And it really is more accurate than normal summation, as easily shown with some pathological examples:

`> kahan_sum [1e100, 1.0, -1e100, 1.0]`

`2.0f64`

`def normal_sum = f64.sum`

`> normal_sum [1e100, 1.0, -1e100, 1.0]`

`1.0f64`

Is `kahan_add`

actually associative, as required by `reduce`

? No,
it’s not, but neither is floating-point addition in the first
place. Passing a non-associative operator to `reduce`

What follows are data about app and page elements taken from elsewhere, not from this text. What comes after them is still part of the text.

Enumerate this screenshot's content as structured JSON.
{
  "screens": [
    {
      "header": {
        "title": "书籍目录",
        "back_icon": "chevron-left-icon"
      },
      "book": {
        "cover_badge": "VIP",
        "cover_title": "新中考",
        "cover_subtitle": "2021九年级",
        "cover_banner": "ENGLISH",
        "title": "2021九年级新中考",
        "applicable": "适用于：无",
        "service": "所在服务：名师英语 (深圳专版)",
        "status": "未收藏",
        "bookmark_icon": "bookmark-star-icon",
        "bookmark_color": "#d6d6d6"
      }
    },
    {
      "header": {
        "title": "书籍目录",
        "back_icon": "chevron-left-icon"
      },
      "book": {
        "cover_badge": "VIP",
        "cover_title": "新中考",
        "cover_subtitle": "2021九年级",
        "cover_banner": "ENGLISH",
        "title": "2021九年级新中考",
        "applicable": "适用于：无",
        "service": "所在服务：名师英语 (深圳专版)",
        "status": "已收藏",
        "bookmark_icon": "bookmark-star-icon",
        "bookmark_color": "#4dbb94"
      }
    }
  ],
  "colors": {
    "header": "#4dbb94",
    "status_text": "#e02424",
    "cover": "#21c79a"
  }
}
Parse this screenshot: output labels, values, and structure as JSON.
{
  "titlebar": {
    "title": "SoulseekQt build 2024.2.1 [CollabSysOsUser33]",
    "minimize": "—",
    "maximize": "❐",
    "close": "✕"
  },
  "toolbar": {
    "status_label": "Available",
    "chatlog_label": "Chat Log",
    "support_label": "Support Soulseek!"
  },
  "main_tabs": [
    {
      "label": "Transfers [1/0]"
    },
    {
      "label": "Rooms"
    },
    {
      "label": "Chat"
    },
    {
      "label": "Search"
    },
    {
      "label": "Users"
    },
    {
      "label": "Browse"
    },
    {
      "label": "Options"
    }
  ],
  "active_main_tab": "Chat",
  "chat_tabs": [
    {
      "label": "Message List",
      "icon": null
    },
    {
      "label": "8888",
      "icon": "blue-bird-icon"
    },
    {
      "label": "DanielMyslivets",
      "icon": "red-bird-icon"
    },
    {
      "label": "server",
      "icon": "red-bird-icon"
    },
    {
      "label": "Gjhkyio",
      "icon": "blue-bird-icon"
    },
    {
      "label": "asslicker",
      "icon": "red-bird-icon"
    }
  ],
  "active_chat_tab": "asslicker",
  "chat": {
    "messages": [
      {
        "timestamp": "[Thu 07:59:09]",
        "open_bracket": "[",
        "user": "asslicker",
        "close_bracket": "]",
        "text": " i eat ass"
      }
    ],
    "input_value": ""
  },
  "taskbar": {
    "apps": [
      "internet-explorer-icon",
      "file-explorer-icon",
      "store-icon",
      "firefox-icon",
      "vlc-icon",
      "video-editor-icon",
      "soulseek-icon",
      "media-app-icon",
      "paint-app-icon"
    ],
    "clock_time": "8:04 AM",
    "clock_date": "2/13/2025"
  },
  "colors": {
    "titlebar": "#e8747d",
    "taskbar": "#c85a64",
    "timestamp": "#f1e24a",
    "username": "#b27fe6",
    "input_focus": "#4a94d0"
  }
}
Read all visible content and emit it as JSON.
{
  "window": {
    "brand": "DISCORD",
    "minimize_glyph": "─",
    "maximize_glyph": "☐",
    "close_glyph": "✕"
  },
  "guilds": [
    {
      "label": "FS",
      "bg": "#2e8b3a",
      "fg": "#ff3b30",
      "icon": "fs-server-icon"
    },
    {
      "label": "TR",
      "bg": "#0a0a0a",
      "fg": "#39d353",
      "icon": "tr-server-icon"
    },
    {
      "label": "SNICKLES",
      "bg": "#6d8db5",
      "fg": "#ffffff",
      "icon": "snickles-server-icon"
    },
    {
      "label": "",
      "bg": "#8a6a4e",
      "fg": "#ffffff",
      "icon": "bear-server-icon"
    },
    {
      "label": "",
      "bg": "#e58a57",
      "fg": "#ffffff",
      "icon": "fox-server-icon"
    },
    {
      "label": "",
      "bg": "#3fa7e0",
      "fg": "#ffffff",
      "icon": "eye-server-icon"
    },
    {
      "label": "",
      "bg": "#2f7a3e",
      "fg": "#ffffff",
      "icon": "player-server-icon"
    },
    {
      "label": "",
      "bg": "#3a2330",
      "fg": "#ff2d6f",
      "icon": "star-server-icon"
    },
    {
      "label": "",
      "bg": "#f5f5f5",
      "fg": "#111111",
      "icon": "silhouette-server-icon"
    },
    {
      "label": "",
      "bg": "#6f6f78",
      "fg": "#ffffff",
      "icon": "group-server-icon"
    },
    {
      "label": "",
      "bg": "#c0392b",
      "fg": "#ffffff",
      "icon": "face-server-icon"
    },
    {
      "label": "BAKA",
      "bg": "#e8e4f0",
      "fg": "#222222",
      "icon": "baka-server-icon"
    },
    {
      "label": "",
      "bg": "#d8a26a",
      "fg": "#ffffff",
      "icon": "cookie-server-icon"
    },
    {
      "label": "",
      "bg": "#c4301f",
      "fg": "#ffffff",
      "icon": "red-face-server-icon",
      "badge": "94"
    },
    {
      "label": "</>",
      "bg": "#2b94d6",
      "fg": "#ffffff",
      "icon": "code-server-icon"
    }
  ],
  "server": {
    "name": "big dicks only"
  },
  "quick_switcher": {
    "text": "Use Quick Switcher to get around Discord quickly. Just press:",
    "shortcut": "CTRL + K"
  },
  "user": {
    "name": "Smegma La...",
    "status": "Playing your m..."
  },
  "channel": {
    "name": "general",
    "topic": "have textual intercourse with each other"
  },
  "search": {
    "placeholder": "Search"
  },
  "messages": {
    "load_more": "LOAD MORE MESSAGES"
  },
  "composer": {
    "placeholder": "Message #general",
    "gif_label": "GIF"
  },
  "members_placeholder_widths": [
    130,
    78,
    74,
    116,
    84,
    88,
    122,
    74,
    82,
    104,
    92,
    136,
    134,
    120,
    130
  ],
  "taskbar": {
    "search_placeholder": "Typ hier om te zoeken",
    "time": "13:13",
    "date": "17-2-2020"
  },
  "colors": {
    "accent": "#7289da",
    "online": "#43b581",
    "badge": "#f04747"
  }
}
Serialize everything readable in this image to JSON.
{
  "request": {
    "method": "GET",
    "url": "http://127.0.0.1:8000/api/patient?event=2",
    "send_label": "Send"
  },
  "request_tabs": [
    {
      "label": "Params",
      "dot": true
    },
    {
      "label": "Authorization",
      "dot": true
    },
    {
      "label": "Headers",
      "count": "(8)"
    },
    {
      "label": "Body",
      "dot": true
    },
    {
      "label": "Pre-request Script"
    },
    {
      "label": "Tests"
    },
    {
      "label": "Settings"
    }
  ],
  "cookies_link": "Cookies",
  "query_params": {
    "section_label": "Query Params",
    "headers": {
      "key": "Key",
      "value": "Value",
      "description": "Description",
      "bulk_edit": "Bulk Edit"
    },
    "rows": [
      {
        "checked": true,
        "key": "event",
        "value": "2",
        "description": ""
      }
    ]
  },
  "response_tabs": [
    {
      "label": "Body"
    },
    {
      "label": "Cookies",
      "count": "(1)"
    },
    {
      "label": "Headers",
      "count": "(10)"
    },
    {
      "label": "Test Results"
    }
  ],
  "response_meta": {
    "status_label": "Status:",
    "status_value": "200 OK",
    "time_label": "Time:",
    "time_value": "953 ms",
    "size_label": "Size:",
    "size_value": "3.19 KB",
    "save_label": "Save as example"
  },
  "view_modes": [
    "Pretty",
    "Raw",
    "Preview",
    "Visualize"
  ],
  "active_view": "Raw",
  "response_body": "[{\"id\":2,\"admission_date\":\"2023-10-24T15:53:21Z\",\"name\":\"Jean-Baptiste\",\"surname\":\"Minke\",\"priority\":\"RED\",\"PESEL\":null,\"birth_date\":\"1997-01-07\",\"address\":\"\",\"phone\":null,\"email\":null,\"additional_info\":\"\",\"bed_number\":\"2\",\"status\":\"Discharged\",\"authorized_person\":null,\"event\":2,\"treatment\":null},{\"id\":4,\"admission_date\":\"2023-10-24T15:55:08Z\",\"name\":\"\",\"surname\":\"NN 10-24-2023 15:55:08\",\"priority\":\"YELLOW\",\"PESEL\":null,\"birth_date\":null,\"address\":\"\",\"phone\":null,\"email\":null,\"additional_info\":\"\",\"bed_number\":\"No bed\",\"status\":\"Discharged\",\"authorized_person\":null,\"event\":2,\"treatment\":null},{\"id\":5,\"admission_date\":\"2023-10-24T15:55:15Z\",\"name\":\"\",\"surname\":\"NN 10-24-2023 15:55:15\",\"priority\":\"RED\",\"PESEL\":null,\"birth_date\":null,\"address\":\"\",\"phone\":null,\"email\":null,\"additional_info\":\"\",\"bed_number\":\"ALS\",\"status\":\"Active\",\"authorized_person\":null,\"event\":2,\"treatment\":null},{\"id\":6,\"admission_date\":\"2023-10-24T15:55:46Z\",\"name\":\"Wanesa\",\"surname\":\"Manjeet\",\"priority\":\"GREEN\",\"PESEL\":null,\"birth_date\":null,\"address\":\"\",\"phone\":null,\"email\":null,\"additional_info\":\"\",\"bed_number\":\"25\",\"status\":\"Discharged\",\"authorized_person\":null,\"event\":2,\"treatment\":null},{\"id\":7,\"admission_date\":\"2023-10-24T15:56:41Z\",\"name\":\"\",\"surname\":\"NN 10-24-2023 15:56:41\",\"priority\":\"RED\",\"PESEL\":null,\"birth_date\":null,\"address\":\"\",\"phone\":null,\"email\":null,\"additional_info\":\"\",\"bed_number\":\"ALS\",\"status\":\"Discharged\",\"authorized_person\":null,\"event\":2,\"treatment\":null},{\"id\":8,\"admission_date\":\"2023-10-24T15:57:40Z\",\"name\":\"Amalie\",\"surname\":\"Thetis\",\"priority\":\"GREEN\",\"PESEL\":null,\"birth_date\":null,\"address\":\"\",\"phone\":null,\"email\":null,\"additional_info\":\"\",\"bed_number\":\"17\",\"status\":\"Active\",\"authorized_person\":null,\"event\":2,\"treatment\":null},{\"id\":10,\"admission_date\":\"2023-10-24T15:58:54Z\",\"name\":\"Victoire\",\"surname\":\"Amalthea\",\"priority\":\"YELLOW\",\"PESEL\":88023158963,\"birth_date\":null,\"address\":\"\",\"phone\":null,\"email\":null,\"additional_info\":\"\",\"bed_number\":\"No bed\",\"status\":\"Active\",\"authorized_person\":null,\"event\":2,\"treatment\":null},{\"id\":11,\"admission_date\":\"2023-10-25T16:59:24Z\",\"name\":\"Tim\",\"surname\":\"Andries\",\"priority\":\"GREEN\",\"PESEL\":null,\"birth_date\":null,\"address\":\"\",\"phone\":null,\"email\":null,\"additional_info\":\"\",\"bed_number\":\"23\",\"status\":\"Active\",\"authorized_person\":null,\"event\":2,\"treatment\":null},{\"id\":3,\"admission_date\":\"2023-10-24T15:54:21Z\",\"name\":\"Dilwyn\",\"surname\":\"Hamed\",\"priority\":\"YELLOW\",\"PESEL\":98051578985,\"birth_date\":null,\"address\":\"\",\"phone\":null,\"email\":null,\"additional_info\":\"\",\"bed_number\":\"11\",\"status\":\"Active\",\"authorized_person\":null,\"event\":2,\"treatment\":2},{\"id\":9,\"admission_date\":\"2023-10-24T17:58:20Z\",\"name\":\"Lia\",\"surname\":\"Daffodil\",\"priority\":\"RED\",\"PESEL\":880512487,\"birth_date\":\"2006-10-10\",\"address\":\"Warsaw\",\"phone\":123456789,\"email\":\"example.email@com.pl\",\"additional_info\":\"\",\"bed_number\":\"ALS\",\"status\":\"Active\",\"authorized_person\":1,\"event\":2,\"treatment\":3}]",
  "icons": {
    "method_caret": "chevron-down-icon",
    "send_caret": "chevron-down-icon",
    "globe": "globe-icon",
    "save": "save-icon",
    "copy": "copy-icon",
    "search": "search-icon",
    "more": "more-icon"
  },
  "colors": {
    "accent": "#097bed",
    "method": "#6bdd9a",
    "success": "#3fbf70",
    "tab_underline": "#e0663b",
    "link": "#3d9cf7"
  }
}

doesn’t mean
the result can be arbitrary, it just means the result is
nondeterministic, based on how the compiler or runtime decides to
“parenthesise” the application of the operator. We’re already
implicitly accepting this when we parallelise a floating-point
summation, so we should be fine with it for Kahan summation as
well.